Entries from a dataset of interfaces
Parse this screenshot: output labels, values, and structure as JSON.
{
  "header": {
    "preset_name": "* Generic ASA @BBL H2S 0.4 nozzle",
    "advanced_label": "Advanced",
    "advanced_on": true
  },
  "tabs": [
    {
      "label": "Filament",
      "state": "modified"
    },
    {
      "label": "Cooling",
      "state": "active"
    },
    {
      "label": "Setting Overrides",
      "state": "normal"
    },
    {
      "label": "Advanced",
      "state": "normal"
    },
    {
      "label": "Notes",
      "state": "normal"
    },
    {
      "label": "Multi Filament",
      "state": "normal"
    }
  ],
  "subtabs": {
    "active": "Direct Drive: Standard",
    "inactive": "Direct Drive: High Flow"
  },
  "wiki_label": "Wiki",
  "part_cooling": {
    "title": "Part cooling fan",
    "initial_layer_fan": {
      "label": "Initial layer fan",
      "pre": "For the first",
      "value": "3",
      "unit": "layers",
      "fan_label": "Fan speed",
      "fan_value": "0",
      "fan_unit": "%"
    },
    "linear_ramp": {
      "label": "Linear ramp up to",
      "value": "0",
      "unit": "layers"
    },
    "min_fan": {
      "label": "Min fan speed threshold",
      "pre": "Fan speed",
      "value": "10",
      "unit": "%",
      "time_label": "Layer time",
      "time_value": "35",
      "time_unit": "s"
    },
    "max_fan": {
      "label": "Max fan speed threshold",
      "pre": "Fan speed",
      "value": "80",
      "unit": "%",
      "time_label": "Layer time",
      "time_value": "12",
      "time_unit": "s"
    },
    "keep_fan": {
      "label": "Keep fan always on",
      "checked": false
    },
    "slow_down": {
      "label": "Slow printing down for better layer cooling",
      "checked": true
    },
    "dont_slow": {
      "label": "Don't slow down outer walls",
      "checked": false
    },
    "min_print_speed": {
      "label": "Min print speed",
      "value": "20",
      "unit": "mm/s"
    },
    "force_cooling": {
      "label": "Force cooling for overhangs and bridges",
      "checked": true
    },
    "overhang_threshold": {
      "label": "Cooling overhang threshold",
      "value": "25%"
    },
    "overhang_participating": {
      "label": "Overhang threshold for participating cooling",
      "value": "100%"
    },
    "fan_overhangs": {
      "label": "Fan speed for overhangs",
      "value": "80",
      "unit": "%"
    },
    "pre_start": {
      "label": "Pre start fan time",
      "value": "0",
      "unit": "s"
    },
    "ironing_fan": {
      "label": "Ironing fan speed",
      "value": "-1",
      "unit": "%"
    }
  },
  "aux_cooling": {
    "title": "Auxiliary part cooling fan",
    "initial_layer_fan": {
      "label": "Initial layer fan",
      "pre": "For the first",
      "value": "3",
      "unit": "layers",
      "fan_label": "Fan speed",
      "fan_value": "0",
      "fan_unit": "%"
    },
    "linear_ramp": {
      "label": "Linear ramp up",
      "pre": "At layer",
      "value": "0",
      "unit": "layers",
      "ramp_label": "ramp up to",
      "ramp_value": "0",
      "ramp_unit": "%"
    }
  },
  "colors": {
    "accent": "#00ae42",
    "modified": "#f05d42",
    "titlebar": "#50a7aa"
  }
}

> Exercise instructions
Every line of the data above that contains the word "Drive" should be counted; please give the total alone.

> Task result
2